Indeed, the collusion of Israel’s neighbour, Egypt, and its biggest patron, the US, in ghettoizing Gaza creates a triangular network of responsibility that has no parallel with the Nazi control over Warsaw, and Poland more broadly.
The second and more important reason for developing a more accurate historical model for Gaza is that comparing Gaza and the Warsaw Ghetto diminishes Palestinian agency.
If Gaza is today’s Warsaw, then Palestinians have no hope. There is no solution, no new strategies worth considering besides nihilistic violence that invites a far more deadly response.
Such a view, which has long characterised Hamas’s worldview, limits if not closes the horizons of political action by Palestinians, making it harder to come up with more creative strategies to resist and even transcend the occupation.
Ultimately, it creates a self-fulfilling prophecy, as the inertia of hopeless violence produces ever more intense responses.
Politicide, not genocide
After visiting Gaza in 2003, Oona King, a Jewish British politician, compared Gaza and Warsaw, explaining that they are “the same in nature but not extent”.
However, it is impossible to separate the extent of Nazi policies in and surrounding the Warsaw Ghetto from the nature of the ghetto, since each determined and reinforced the other.
The Warsaw Ghetto was essentially a holding pen for livestock headed for slaughter.
The Gaza ghetto is a “concentration camp” – as Cardinal Renato Martino, the Vatican’s justice and peace minister, termed it – intended to force Palestinians to accept a rump state with a few trappings of sovereignty, bisected by huge Jewish settlement blocs, severed from East Jerusalem, and without hope for returning anything but a miniscule percentage of refugees to their homeland.
This intolerable situation was labelled by the late Israeli sociologist Baruch Kimmerling as politicide.

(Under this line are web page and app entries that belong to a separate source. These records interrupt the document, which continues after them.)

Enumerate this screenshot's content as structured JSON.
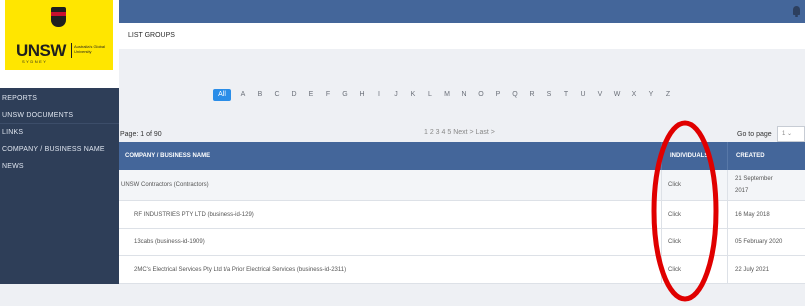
{
  "logo": {
    "word": "UNSW",
    "sub": "SYDNEY",
    "tagline": "Australia's Global University"
  },
  "sidebar": {
    "items": [
      {
        "label": "REPORTS"
      },
      {
        "label": "UNSW DOCUMENTS"
      },
      {
        "label": "LINKS"
      },
      {
        "label": "COMPANY / BUSINESS NAME"
      },
      {
        "label": "NEWS"
      }
    ]
  },
  "header": {
    "title": "LIST GROUPS"
  },
  "alphabet": [
    "All",
    "A",
    "B",
    "C",
    "D",
    "E",
    "F",
    "G",
    "H",
    "I",
    "J",
    "K",
    "L",
    "M",
    "N",
    "O",
    "P",
    "Q",
    "R",
    "S",
    "T",
    "U",
    "V",
    "W",
    "X",
    "Y",
    "Z"
  ],
  "pagination": {
    "page_info": "Page: 1 of 90",
    "pager": "1 2 3 4 5 Next > Last >",
    "goto_label": "Go to page",
    "goto_value": "1"
  },
  "table": {
    "columns": [
      "COMPANY / BUSINESS NAME",
      "INDIVIDUALS",
      "CREATED"
    ],
    "rows": [
      {
        "name": "UNSW Contractors (Contractors)",
        "individuals": "Click",
        "created_1": "21 September",
        "created_2": "2017"
      },
      {
        "name": "RF INDUSTRIES PTY LTD (business-id-129)",
        "individuals": "Click",
        "created_1": "16 May 2018",
        "created_2": ""
      },
      {
        "name": "13cabs (business-id-1909)",
        "individuals": "Click",
        "created_1": "05 February 2020",
        "created_2": ""
      },
      {
        "name": "2MC's Electrical Services Pty Ltd t/a Prior Electrical Services (business-id-2311)",
        "individuals": "Click",
        "created_1": "22 July 2021",
        "created_2": ""
      }
    ]
  },
  "colors": {
    "topbar": "#44669a",
    "sidebar": "#2e3e58",
    "logo": "#ffe600",
    "accent": "#2a8de8",
    "annotation": "#e00000"
  },
  "icons": [
    "bell-icon",
    "user-avatar-icon",
    "chevron-down-icon"
  ]
}
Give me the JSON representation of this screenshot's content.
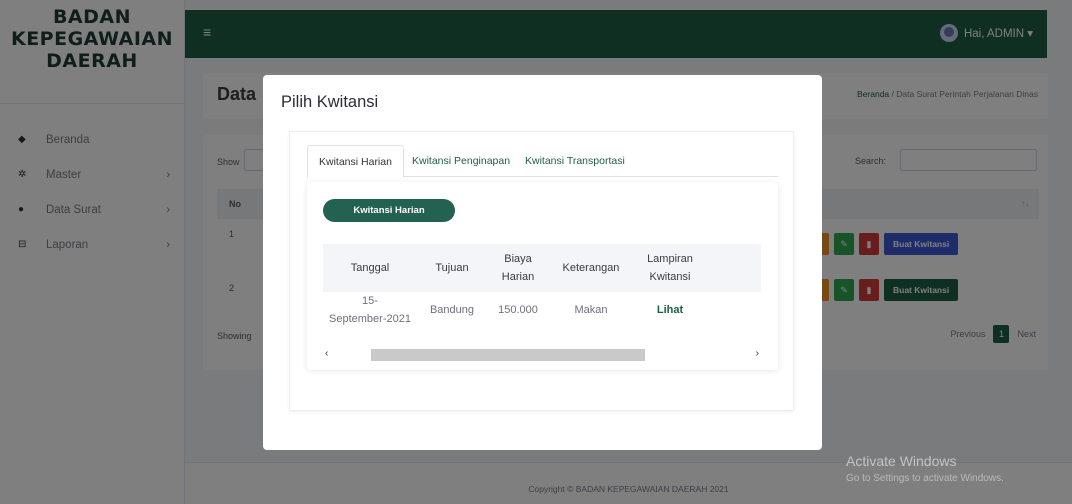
{
  "brand": {
    "line1": "BADAN",
    "line2": "KEPEGAWAIAN",
    "line3": "DAERAH"
  },
  "sidebar": {
    "items": [
      {
        "label": "Beranda",
        "icon": "dashboard-icon",
        "glyph": "◆",
        "has_submenu": false
      },
      {
        "label": "Master",
        "icon": "gear-icon",
        "glyph": "✲",
        "has_submenu": true
      },
      {
        "label": "Data Surat",
        "icon": "circle-icon",
        "glyph": "●",
        "has_submenu": true
      },
      {
        "label": "Laporan",
        "icon": "print-icon",
        "glyph": "⊟",
        "has_submenu": true
      }
    ],
    "chevron": "›"
  },
  "topbar": {
    "menu_glyph": "≡",
    "user_label": "Hai, ADMIN ▾"
  },
  "page": {
    "title": "Data",
    "breadcrumb_home": "Beranda",
    "breadcrumb_sep": " / ",
    "breadcrumb_current": "Data Surat Perintah Perjalanan Dinas"
  },
  "table_bg": {
    "show_label": "Show",
    "search_label": "Search:",
    "col_no": "No",
    "sort_glyph": "↑↓",
    "rows": [
      {
        "no": "1",
        "buat_label": "Buat Kwitansi"
      },
      {
        "no": "2",
        "buat_label": "Buat Kwitansi"
      }
    ],
    "edit_glyph": "✎",
    "delete_glyph": "▮",
    "showing_label": "Showing",
    "pager": {
      "previous": "Previous",
      "current": "1",
      "next": "Next"
    }
  },
  "footer": {
    "copyright": "Copyright © BADAN KEPEGAWAIAN DAERAH 2021"
  },
  "watermark": {
    "line1": "Activate Windows",
    "line2": "Go to Settings to activate Windows."
  },
  "modal": {
    "title": "Pilih Kwitansi",
    "tabs": [
      {
        "label": "Kwitansi Harian",
        "active": true
      },
      {
        "label": "Kwitansi Penginapan",
        "active": false
      },
      {
        "label": "Kwitansi Transportasi",
        "active": false
      }
    ],
    "section_button": "Kwitansi Harian",
    "columns": [
      "Tanggal",
      "Tujuan",
      "Biaya\nHarian",
      "Keterangan",
      "Lampiran\nKwitansi"
    ],
    "rows": [
      {
        "tanggal": "15-\nSeptember-2021",
        "tujuan": "Bandung",
        "biaya": "150.000",
        "keterangan": "Makan",
        "lampiran": "Lihat"
      }
    ],
    "scroll_left": "‹",
    "scroll_right": "›"
  },
  "colors": {
    "brand_green": "#1f5e47",
    "blue_button": "#3c5bd4",
    "danger": "#d33b3b",
    "success": "#2fa84f"
  }
}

Its goal is clearly to make the creation of a viable Palestinian state all but impossible to achieve.
But Gaza in 2009 is not Warsaw in 1943. It is worth remembering that the Jewish uprising did little if anything to stop the Holocaust.
The Gaza ghetto has its own historical roots and therefore the possibility of a different trajectory and, hopefully, a more positive denouement than did Warsaw.
Only with a clear and objective understanding of the roots, nature and purpose of the Gaza ghetto, and of the ongoing occupation of the West Bank and Gaza more broadly, can a different and more positive ending to the Palestinian – and Israeli – narratives be written.
Mark LeVine is a professor of Middle East history at the University of California, Irvine, and is the author of Heavy Metal Islam: Rock, Resistance, and the Struggle for the Soul of Islam and the soon to be published An Impossible Peace: Israel/Palestine Since 1989.